CHILD CUSTODY LAW IN SAUDI ARABIA
By Jeremy D. Morley
Saudi Arabia's child custody rules are those of the Sharia, as codified in the Personal Status Law adopted in March 2022. Article 251 of that law provides that, “For all that is not specifically provided for in the present Law, the provisions of the Islamic Sharia that are the most consistent with the preferences of the present Law shall be applicable.” Furthermore, Article 48 of the Saudi Basic Law of Governance ("Basic Law") provides that, "The Courts shall apply rules of the Islamic Sharia in cases that are brought before them, according to the Holy Qur'an and the Sunna, and according to laws which are decreed by the ruler in agreement with the Holy Qur'an and the Sunna." Other provisions of the Basic Law stress that Sharia Law is the governing law.
Saudi Arabia is not a party to the Hague Convention on the Civil Aspects of International Child Abduction. Although the U.S. and Saudi Arabia signed a Memorandum of Understanding about child abduction and access, it contains little more than pious hopes about future cooperation and it provides no rights whatsoever to left-behind parents.
Custody cases in Saudi Arabia are handled by Sharia courts applying Sharia law. There are no women judges in Saudi Arabia.
Sharia law provides a fundamental distinction between guardianship ("wilaya") and physical custody ("hadhana"). Guardianship is somewhat akin to “legal custody.” It includes the determination of the city and country in which the child will reside. The guardian of a child must always be a man. The guardian is automatically the child's father and if the guardian is unable to serve as such another male person in the paternal line must be appointed as the child's guardian. By "custody," as that term is applied in Saudi Arabia, is meant physical custody, sometimes described as “baby-sitting duty.” These rules are now codified in the Personal Status Law.
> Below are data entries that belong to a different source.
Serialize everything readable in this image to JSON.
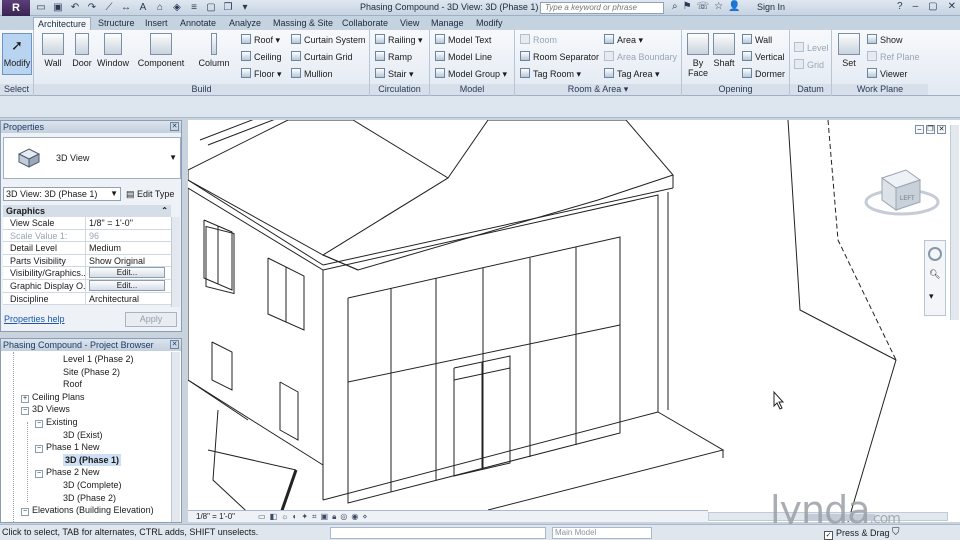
{
  "app": {
    "logo": "R",
    "doc_title": "Phasing Compound - 3D View: 3D (Phase 1)",
    "sign_in": "Sign In"
  },
  "search": {
    "placeholder": "Type a keyword or phrase"
  },
  "tabs": [
    "Architecture",
    "Structure",
    "Insert",
    "Annotate",
    "Analyze",
    "Massing & Site",
    "Collaborate",
    "View",
    "Manage",
    "Modify"
  ],
  "ribbon": {
    "select": {
      "modify": "Modify",
      "label": "Select"
    },
    "build": {
      "wall": "Wall",
      "door": "Door",
      "window": "Window",
      "component": "Component",
      "column": "Column",
      "roof": "Roof",
      "ceiling": "Ceiling",
      "floor": "Floor",
      "curtain_system": "Curtain System",
      "curtain_grid": "Curtain Grid",
      "mullion": "Mullion",
      "label": "Build"
    },
    "circulation": {
      "railing": "Railing",
      "ramp": "Ramp",
      "stair": "Stair",
      "label": "Circulation"
    },
    "model": {
      "model_text": "Model Text",
      "model_line": "Model Line",
      "model_group": "Model Group",
      "label": "Model"
    },
    "room_area": {
      "room": "Room",
      "room_separator": "Room Separator",
      "tag_room": "Tag Room",
      "area": "Area",
      "area_boundary": "Area Boundary",
      "tag_area": "Tag Area",
      "label": "Room & Area"
    },
    "opening": {
      "by_face_1": "By",
      "by_face_2": "Face",
      "shaft": "Shaft",
      "wall": "Wall",
      "vertical": "Vertical",
      "dormer": "Dormer",
      "label": "Opening"
    },
    "datum": {
      "level": "Level",
      "grid": "Grid",
      "label": "Datum"
    },
    "work_plane": {
      "set": "Set",
      "show": "Show",
      "ref_plane": "Ref Plane",
      "viewer": "Viewer",
      "label": "Work Plane"
    }
  },
  "properties": {
    "title": "Properties",
    "type_name": "3D View",
    "instance": "3D View: 3D (Phase 1)",
    "edit_type": "Edit Type",
    "group": "Graphics",
    "rows": [
      {
        "k": "View Scale",
        "v": "1/8\" = 1'-0\""
      },
      {
        "k": "Scale Value    1:",
        "v": "96"
      },
      {
        "k": "Detail Level",
        "v": "Medium"
      },
      {
        "k": "Parts Visibility",
        "v": "Show Original"
      },
      {
        "k": "Visibility/Graphics...",
        "v": "Edit..."
      },
      {
        "k": "Graphic Display O...",
        "v": "Edit..."
      },
      {
        "k": "Discipline",
        "v": "Architectural"
      }
    ],
    "help": "Properties help",
    "apply": "Apply"
  },
  "browser": {
    "title": "Phasing Compound - Project Browser",
    "nodes": [
      {
        "label": "Level 1 (Phase 2)",
        "x": 62,
        "exp": ""
      },
      {
        "label": "Site (Phase 2)",
        "x": 62,
        "exp": ""
      },
      {
        "label": "Roof",
        "x": 62,
        "exp": ""
      },
      {
        "label": "Ceiling Plans",
        "x": 34,
        "exp": "+"
      },
      {
        "label": "3D Views",
        "x": 34,
        "exp": "−"
      },
      {
        "label": "Existing",
        "x": 48,
        "exp": "−"
      },
      {
        "label": "3D (Exist)",
        "x": 62,
        "exp": ""
      },
      {
        "label": "Phase 1 New",
        "x": 48,
        "exp": "−"
      },
      {
        "label": "3D (Phase 1)",
        "x": 62,
        "exp": "",
        "sel": true
      },
      {
        "label": "Phase 2 New",
        "x": 48,
        "exp": "−"
      },
      {
        "label": "3D (Complete)",
        "x": 62,
        "exp": ""
      },
      {
        "label": "3D (Phase 2)",
        "x": 62,
        "exp": ""
      },
      {
        "label": "Elevations (Building Elevation)",
        "x": 34,
        "exp": "−"
      }
    ]
  },
  "viewbar": {
    "scale": "1/8\" = 1'-0\""
  },
  "viewcube": {
    "face": "LEFT"
  },
  "status": {
    "hint": "Click to select, TAB for alternates, CTRL adds, SHIFT unselects.",
    "workset": "Main Model",
    "press_drag": "Press & Drag"
  },
  "watermark": "lynda",
  "watermark_suffix": ".com",
  "colors": {
    "ribbon_bg": "#e2e9f2",
    "accent": "#5b3f78",
    "selection": "#cfe0f4"
  }
}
Other traditional principles will likely continue to apply. Thus, a Saudi court can sever a mother's custody if it finds that the mother is incapable of safeguarding the child or of raising the child in accordance with the appropriate religious standards. The mother might also lose custody in Saudi Arabia by re-marrying a non-Muslim, or by residing in a home with non-relatives.
Custody orders and judgments of foreign courts are not enforceable in Saudi Arabia. Secular foreign divorce orders are not recognized by the Sharia courts.
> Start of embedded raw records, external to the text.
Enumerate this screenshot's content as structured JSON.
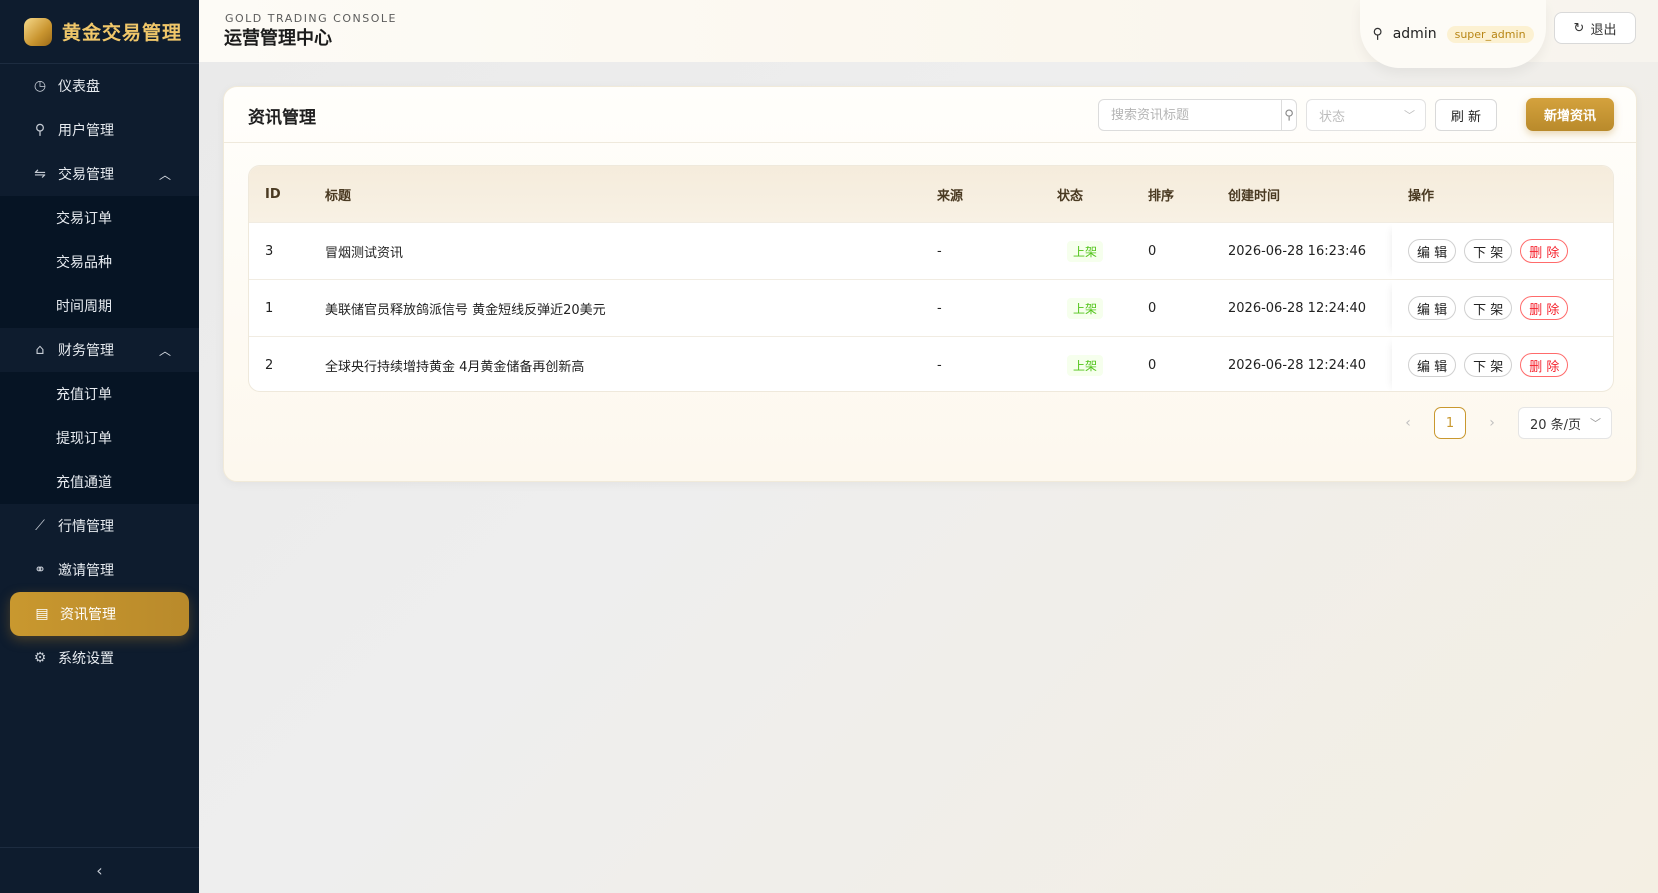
{
  "brand": {
    "title": "黄金交易管理"
  },
  "sidebar": {
    "items": [
      {
        "label": "仪表盘",
        "icon": "dashboard-icon"
      },
      {
        "label": "用户管理",
        "icon": "user-icon"
      },
      {
        "label": "交易管理",
        "icon": "swap-icon",
        "expanded": true,
        "children": [
          "交易订单",
          "交易品种",
          "时间周期"
        ]
      },
      {
        "label": "财务管理",
        "icon": "bank-icon",
        "expanded": true,
        "children": [
          "充值订单",
          "提现订单",
          "充值通道"
        ]
      },
      {
        "label": "行情管理",
        "icon": "chart-line-icon"
      },
      {
        "label": "邀请管理",
        "icon": "invite-icon"
      },
      {
        "label": "资讯管理",
        "icon": "file-icon",
        "active": true
      },
      {
        "label": "系统设置",
        "icon": "gear-icon"
      }
    ]
  },
  "header": {
    "subtitle": "GOLD TRADING CONSOLE",
    "title": "运营管理中心",
    "user": {
      "name": "admin",
      "role": "super_admin"
    },
    "logout_label": "退出"
  },
  "card": {
    "title": "资讯管理",
    "search": {
      "placeholder": "搜索资讯标题",
      "value": ""
    },
    "status_select": {
      "placeholder": "状态"
    },
    "refresh_label": "刷 新",
    "add_label": "新增资讯"
  },
  "table": {
    "columns": [
      "ID",
      "标题",
      "来源",
      "状态",
      "排序",
      "创建时间",
      "操作"
    ],
    "rows": [
      {
        "id": "3",
        "title": "冒烟测试资讯",
        "source": "-",
        "status": "上架",
        "sort": "0",
        "created": "2026-06-28 16:23:46"
      },
      {
        "id": "1",
        "title": "美联储官员释放鸽派信号 黄金短线反弹近20美元",
        "source": "-",
        "status": "上架",
        "sort": "0",
        "created": "2026-06-28 12:24:40"
      },
      {
        "id": "2",
        "title": "全球央行持续增持黄金 4月黄金储备再创新高",
        "source": "-",
        "status": "上架",
        "sort": "0",
        "created": "2026-06-28 12:24:40"
      }
    ],
    "ops": {
      "edit": "编 辑",
      "offline": "下 架",
      "delete": "删 除"
    }
  },
  "pagination": {
    "current": "1",
    "page_size": "20 条/页"
  },
  "colors": {
    "accent": "#c9982f",
    "sidebar_bg": "#0e1c2e",
    "status_green": "#52c41a",
    "danger": "#f5222d"
  }
}
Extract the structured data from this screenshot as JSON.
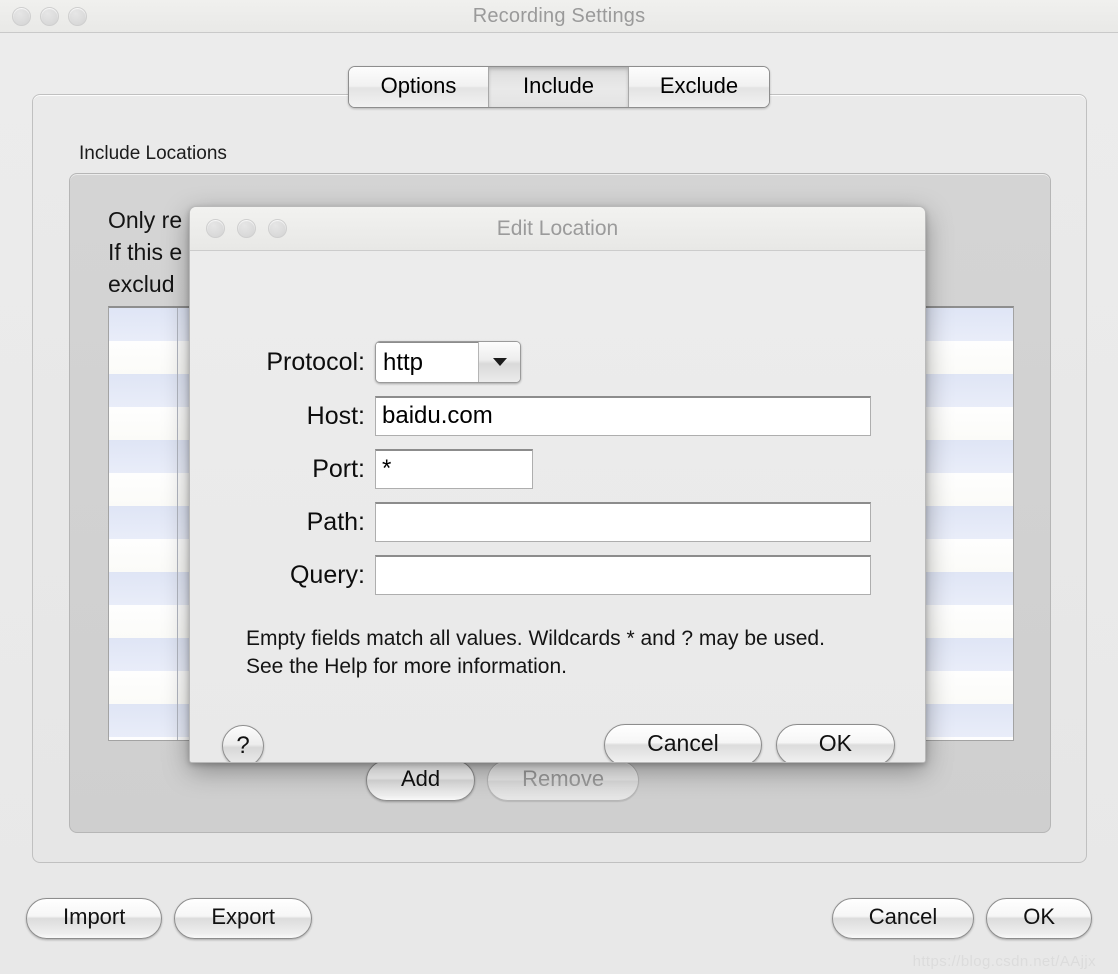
{
  "window": {
    "title": "Recording Settings",
    "traffic_lights": [
      "close",
      "minimize",
      "zoom"
    ]
  },
  "tabs": [
    {
      "label": "Options",
      "selected": false
    },
    {
      "label": "Include",
      "selected": true
    },
    {
      "label": "Exclude",
      "selected": false
    }
  ],
  "include_panel": {
    "group_label": "Include Locations",
    "description_line1": "Only re                                                                                         ded.",
    "description_line2": "If this                                                                                              e",
    "description_line3": "exclud",
    "table": {
      "row_count": 14,
      "rows": []
    },
    "add_label": "Add",
    "remove_label": "Remove",
    "remove_enabled": false
  },
  "bottom_bar": {
    "import_label": "Import",
    "export_label": "Export",
    "cancel_label": "Cancel",
    "ok_label": "OK"
  },
  "watermark": "https://blog.csdn.net/AAjjx",
  "dialog": {
    "title": "Edit Location",
    "fields": {
      "protocol": {
        "label": "Protocol:",
        "value": "http",
        "type": "popup"
      },
      "host": {
        "label": "Host:",
        "value": "baidu.com",
        "placeholder": ""
      },
      "port": {
        "label": "Port:",
        "value": "*",
        "placeholder": ""
      },
      "path": {
        "label": "Path:",
        "value": "",
        "placeholder": ""
      },
      "query": {
        "label": "Query:",
        "value": "",
        "placeholder": ""
      }
    },
    "hint_line1": "Empty fields match all values. Wildcards * and ? may be used.",
    "hint_line2": "See the Help for more information.",
    "help_label": "?",
    "cancel_label": "Cancel",
    "ok_label": "OK"
  },
  "colors": {
    "window_bg": "#ececec",
    "panel_bg": "#e8e8e8",
    "inner_box_bg": "#d2d2d2",
    "stripe_blue": "#e3e8f7",
    "stripe_white": "#fdfdfb",
    "title_text": "#9a9a9a"
  }
}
The laws and practices in Saudi Arabia discriminate against women in many other ways. For example, the highly authoritative U.S. Department of State Country Report on Human Rights Practices for Saudi Arabia states that:
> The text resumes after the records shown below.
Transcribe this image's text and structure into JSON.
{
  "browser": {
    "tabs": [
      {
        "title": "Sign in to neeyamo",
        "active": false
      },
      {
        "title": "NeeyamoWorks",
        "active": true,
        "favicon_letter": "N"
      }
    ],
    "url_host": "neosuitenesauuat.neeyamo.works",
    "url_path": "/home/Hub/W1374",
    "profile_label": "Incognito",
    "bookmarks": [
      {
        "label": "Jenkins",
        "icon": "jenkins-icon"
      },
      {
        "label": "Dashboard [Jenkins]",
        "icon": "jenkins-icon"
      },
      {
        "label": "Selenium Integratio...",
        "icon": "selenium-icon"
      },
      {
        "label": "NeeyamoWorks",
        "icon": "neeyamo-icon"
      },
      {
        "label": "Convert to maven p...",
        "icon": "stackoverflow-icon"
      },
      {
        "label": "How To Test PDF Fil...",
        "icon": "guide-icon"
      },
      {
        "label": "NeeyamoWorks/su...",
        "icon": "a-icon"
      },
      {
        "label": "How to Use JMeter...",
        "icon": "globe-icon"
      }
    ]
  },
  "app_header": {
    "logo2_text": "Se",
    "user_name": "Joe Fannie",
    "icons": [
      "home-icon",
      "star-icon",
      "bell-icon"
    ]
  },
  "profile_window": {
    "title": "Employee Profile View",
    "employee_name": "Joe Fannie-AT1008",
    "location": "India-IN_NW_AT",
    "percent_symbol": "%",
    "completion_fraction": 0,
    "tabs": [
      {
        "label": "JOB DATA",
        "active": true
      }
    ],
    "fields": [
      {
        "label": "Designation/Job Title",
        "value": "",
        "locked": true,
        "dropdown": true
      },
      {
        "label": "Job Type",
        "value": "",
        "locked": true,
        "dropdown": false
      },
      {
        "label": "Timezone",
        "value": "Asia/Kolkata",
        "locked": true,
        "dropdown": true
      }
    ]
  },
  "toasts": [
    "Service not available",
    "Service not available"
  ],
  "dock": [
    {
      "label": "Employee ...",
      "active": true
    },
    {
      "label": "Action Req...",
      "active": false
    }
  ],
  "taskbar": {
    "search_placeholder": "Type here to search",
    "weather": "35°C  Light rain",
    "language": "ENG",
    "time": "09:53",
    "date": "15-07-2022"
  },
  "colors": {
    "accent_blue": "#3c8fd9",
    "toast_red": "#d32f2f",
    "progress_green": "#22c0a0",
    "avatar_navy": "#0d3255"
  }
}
- In some cases, the testimony of a woman equals half that of a man. Judges have discretion to discount the testimony of nonpracticing Sunni Muslims, Shia Muslims, or persons of other religions.
- The law does not recognize spousal rape as a crime.
- Most rape cases are likely unreported because victims face societal and familial reprisal, including diminished marriage opportunities, criminal sanctions up to imprisonment, or accusations of adultery or sexual relations outside of marriage, which are punishable under sharia.”
- Muslim women may not marry non-Muslims, but Muslim men may marry non-Muslim women.
- In divorce proceedings women must demonstrate legally specified grounds for divorce, but men may divorce without giving cause.
One might think that the dangers of marrying Saudi nationals and living in Saudi Arabia would by now have been sufficiently well publicized as to cause Western nationals, especially Western women, to steer clear of living in Saudi Arabia with a Saudi spouse. Similarly, great caution should be exercised if a Saudi parent wishes to take a child for a visit to that country over the good faith fear of the other parent that the child might never be returned.
Unfortunately, many still fail to heed the warnings and contact international family law counsel after the fact.
Foreigners who intend to marry Saudi nationals or to live in Saudi Arabia should be warned that their “family law” rights are likely to be extremely limited, especially if they have children and especially if their spouse is a Muslim man.
We have represented numerous clients of various nationalities and faiths who have been in Saudi Arabia. We have provided expert testimony on such issues to courts in the U.S. and Canada.